This is a developing story
Despite widespread reports that the shooter in a horrific Las Vegas massacre that has left up to 58 people dead “had a hunting license from Alaska,” authorities here say they can find no record of such a license.
Ken Marsh, a spokesman for the Alaska Department of Fish and Game, said this morning that state records show 64-year-old Stephen Paddock from “Mesquite, Texas, not Nevada by the way,” twice purchasing temporary sportfishing licences, but there are no records of a hunting license or of tags required for hunting big game.

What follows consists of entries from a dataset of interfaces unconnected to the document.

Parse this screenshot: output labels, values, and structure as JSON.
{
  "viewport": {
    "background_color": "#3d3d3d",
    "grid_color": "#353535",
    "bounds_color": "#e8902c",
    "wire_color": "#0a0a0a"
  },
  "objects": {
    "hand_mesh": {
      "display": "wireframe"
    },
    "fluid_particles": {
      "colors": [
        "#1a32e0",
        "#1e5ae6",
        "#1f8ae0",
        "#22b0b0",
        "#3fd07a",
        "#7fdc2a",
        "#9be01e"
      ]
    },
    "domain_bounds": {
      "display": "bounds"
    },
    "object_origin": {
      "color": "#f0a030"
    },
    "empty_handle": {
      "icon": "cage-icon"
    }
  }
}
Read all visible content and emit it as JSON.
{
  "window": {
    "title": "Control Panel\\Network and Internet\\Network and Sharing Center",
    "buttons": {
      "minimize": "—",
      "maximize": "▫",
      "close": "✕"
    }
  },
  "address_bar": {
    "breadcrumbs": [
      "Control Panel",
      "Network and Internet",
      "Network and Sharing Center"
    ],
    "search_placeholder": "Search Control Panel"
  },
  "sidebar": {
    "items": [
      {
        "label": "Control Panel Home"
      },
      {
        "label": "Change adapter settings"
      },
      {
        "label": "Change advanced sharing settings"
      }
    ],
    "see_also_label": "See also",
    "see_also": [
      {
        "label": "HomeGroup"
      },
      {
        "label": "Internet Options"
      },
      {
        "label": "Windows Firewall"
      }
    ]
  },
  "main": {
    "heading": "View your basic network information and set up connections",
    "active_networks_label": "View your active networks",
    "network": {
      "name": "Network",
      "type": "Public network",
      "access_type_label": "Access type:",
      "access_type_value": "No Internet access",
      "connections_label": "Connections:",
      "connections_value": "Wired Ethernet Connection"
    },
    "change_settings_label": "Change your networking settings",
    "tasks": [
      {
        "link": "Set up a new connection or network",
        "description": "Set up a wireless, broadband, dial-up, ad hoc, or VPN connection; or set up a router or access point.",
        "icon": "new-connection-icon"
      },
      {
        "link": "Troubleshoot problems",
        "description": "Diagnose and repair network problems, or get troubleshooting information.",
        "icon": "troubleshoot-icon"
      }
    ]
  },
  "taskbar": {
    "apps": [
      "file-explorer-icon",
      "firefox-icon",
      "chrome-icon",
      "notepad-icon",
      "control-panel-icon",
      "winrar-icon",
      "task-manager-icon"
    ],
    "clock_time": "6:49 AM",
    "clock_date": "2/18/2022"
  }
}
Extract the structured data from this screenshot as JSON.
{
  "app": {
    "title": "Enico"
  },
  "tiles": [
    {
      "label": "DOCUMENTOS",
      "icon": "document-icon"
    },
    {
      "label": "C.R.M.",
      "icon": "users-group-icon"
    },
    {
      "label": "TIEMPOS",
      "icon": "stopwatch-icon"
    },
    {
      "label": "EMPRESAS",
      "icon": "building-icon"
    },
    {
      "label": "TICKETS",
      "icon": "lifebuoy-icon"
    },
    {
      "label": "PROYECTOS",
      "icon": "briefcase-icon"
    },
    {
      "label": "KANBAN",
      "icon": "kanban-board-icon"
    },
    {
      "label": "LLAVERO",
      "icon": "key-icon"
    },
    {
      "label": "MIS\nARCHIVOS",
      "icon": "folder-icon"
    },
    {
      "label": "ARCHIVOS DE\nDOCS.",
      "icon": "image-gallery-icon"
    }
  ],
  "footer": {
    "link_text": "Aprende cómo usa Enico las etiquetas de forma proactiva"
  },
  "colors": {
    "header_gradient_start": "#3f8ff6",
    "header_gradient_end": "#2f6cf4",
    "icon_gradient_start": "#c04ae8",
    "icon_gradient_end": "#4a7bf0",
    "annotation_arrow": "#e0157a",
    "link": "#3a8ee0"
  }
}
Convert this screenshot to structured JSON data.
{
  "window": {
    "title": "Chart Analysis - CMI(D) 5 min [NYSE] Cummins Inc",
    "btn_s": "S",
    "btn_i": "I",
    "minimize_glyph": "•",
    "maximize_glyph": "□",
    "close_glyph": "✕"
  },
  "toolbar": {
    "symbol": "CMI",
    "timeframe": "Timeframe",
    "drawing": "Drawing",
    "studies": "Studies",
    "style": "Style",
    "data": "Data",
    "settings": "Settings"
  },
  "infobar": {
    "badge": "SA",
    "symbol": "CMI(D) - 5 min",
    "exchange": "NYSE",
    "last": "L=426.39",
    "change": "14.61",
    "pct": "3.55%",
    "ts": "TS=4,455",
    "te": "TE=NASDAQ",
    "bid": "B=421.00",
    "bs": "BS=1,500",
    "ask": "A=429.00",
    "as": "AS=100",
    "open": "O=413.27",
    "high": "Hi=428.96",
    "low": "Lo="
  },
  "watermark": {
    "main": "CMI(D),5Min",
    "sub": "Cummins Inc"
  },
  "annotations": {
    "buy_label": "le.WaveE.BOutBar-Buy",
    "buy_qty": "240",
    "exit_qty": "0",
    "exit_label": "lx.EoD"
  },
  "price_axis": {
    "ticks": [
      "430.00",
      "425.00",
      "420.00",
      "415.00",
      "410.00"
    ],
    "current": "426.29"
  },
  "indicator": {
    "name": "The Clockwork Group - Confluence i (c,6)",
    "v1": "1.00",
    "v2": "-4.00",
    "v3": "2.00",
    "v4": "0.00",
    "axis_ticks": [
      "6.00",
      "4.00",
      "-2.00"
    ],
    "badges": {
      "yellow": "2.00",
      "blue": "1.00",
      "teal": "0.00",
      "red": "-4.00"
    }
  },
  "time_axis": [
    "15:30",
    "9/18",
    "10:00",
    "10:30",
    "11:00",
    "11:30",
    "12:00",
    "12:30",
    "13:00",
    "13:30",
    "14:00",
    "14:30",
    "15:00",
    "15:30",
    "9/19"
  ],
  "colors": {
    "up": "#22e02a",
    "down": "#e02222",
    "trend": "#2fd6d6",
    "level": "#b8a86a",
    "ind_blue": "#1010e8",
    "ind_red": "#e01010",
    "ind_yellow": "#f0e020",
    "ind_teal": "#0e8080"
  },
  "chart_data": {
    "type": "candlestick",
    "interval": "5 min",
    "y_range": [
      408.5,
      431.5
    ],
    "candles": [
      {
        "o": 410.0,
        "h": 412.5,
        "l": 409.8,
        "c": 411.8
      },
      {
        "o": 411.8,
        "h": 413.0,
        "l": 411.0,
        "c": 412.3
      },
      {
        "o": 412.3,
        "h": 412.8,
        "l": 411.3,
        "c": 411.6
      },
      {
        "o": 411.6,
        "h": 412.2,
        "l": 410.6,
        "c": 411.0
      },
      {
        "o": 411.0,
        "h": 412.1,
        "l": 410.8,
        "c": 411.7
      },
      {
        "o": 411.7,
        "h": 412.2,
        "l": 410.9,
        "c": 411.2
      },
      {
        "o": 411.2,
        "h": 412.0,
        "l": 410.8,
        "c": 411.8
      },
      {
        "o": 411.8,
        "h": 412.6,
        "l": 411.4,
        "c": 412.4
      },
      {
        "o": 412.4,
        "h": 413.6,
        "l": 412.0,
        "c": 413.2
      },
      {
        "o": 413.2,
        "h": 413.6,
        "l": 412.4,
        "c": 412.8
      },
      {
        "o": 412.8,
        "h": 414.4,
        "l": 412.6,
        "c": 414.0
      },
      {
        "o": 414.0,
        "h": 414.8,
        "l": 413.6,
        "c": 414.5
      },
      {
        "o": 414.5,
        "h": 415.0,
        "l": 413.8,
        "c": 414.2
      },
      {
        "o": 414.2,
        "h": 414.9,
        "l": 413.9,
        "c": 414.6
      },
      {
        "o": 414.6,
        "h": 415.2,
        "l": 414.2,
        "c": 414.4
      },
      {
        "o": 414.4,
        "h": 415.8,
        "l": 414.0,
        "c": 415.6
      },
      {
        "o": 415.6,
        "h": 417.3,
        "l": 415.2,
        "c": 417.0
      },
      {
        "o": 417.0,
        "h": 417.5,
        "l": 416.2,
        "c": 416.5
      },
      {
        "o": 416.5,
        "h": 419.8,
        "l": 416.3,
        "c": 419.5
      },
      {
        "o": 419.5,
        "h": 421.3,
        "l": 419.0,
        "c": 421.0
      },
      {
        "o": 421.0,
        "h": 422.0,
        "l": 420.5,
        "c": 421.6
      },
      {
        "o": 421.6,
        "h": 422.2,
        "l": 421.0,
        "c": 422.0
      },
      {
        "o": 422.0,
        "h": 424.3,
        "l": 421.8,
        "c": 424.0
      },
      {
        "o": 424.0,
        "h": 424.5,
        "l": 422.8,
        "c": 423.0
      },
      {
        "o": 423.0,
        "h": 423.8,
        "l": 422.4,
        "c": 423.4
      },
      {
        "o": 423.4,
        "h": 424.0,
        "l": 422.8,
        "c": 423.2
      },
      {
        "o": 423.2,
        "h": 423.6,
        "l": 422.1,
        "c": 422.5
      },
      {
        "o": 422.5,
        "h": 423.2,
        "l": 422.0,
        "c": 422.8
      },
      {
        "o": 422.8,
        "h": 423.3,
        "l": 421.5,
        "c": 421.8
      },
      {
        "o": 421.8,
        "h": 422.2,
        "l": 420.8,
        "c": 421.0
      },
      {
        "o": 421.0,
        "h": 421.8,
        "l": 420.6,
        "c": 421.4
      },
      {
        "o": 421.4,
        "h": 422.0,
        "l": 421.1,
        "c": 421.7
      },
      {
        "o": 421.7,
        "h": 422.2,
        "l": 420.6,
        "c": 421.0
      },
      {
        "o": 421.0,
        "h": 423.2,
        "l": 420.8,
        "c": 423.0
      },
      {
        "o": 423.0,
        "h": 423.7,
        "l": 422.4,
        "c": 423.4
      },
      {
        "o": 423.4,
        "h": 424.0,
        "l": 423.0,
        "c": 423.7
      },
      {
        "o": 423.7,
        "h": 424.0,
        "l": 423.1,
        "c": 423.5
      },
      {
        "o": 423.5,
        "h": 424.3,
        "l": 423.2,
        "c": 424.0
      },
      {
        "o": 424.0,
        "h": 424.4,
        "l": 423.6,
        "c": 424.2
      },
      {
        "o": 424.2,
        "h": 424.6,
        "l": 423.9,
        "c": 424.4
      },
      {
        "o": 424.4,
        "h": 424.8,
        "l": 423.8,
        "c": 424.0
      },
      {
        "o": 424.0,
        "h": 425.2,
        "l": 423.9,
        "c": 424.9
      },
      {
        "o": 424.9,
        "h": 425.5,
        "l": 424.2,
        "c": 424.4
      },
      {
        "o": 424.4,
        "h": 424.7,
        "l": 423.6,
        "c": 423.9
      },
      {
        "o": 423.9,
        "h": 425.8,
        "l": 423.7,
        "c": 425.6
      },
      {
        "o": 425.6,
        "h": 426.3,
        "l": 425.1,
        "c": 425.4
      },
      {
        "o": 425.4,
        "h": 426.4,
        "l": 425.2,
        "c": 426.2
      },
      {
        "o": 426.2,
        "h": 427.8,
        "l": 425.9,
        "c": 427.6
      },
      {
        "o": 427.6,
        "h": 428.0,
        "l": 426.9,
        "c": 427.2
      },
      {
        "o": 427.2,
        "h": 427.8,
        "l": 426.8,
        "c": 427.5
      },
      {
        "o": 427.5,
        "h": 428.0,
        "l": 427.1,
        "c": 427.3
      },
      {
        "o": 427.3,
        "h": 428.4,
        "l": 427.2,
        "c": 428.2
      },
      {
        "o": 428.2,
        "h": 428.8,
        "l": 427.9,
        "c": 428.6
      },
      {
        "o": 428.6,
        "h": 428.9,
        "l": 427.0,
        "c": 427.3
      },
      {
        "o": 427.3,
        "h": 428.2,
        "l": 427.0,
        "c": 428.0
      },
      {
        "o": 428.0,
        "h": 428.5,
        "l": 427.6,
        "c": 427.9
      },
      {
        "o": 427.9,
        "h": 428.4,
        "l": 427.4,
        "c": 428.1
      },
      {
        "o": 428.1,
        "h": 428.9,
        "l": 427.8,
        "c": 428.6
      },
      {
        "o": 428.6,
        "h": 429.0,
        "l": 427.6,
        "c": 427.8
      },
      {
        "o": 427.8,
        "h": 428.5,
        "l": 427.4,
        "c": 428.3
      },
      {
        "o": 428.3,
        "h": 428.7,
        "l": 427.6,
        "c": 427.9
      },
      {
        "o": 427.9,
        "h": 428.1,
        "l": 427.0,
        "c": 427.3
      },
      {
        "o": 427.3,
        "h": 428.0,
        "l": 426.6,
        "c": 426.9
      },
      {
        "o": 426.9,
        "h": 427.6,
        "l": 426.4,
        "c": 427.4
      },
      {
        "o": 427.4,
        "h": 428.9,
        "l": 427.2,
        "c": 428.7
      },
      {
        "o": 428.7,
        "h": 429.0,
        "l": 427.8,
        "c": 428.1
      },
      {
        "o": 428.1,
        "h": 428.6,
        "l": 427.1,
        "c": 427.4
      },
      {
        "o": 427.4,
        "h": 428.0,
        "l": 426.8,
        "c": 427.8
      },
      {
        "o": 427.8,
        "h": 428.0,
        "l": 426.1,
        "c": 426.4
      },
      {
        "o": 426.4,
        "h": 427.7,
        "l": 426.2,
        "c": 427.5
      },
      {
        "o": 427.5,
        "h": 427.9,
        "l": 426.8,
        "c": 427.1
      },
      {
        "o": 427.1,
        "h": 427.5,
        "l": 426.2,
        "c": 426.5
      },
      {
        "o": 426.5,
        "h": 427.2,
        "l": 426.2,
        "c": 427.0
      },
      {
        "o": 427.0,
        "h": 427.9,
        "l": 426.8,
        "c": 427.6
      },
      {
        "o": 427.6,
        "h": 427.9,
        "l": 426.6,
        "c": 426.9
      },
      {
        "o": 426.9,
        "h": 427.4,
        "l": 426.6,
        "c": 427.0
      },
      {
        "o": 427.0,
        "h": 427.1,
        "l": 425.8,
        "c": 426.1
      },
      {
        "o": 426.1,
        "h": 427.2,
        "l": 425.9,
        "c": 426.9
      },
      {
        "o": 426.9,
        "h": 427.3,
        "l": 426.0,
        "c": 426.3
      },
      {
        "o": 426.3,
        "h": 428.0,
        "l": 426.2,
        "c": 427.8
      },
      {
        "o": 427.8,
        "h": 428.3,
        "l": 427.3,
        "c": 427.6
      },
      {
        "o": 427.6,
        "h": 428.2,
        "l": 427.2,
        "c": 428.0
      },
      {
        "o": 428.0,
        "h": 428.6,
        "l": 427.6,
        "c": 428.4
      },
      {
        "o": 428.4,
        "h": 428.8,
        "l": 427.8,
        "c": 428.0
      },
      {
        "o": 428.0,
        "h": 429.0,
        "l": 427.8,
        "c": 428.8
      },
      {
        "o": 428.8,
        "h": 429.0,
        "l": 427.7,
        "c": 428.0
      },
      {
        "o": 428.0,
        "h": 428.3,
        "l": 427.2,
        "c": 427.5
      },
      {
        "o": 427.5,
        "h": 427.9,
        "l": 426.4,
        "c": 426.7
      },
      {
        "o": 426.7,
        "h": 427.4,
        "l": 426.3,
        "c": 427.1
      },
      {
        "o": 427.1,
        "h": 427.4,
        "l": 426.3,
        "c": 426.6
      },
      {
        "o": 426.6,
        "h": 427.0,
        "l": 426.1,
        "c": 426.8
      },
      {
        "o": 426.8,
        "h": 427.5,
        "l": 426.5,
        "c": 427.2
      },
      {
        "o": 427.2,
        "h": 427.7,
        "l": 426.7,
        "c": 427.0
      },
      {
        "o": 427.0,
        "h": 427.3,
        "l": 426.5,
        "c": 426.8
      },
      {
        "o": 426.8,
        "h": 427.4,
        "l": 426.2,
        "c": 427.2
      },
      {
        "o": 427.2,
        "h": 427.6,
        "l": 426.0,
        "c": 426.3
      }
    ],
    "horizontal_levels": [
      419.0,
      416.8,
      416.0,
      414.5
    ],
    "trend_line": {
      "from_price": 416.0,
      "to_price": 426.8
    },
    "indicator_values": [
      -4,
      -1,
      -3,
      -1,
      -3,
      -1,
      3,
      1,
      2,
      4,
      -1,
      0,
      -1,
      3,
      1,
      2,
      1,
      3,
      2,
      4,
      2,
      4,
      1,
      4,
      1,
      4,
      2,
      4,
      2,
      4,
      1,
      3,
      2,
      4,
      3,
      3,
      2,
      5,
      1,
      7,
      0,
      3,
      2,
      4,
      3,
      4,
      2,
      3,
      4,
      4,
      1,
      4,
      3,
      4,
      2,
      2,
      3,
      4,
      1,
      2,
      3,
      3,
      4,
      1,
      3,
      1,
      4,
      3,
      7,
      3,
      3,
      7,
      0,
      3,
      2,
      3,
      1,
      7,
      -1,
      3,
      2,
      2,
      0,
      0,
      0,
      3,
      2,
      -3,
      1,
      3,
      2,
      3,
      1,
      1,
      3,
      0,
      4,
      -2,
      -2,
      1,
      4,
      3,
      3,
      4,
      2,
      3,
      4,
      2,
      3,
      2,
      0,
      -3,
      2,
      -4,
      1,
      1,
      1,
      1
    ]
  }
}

The Fort Worth Star-Telegram reported Paddock lived in Mequite, Texas perodically from 1998 to 2010. Alaska records show Paddock’s last license purchase here in 2010.
Nonresidents are required to purchase a tag in addition to a hunting license if they want to hunt caribou, moose, bears or other Alaska big game. On average, fewer than 15,000 nonresidents per year purchase such tags, according to state records.
Sportfishing, on the other hand, is widely popular and a big tourism business in the 49th state. More than 300,000 licenses were sold to nonresident anglers in 2016, according to state records. Sportfishing license sales to nonresidents regularly out number by 100,000 or so the sales to residents.
Marsh said state records show Paddock purchased the first of two, three-day, nonresident licenses on July 13, 2009. That license was purchased from Deep Blue Charters, a fishing business in remote Gustavus on the edge of the Glacier Bay National Park and Preserve.
Marsh said the second license was purchased on May 31, 2010. That license was purchased at the Salmon Falls Resort in Ketchikan.
Both are high-end fishing lodges in the state’s Panhandle. They market to upper middle-class Americans.
“Purpose-built by and for passionate sports fishermen who value first-class fishing experiences paired with personalized services and amenities, all-inclusive Salmon Falls Fishing Resort reinvents the Ketchikan fishing getaway. Guests enjoy exceptional cuisine and handcrafted cocktails,” says Salmon Falls.
Marsh said the search of state records has found no indication Paddock has been fishing in Alaska since 2010 or that he ever went hunting here.
Authorities in Nevada are saying there are no indications of any connection between Paddock and terror organizations, and they are still trying to sort out what might have triggered his shooting spree.
“Paddock had a pilot’s license since at least 2004 and two registered aircraft,” Newsweek reported. “He has also held hunting and fishing licenses. He acted as manager of an apartment complex in Las Vegas, and was an editor for defense and aerospace company Lockheed Martin.”
Among Paddock’s victims were several Alaskans. Adrian Murfitt and Dorene Anderson were among those reported to have been killed when Paddock opened fire on people attending a country music festival.
Murfitt, 35, worked for an Anchorage contracting company and commercially fished out of Chignik in the summer. KTVA.com described Anderson as a stay-at-home mom.
Just before Murfitt’s death he posted photographs on his Facebook page of himself and friends enjoying themselves at the Route 91 Harvest festival, a three-day celebration of country music in Las Vegas.
Rob McIntosh, the retired North Pole High School girls basketball coach, was hit by three bullets but survived, the Fairbanks Daily News-Miner reported.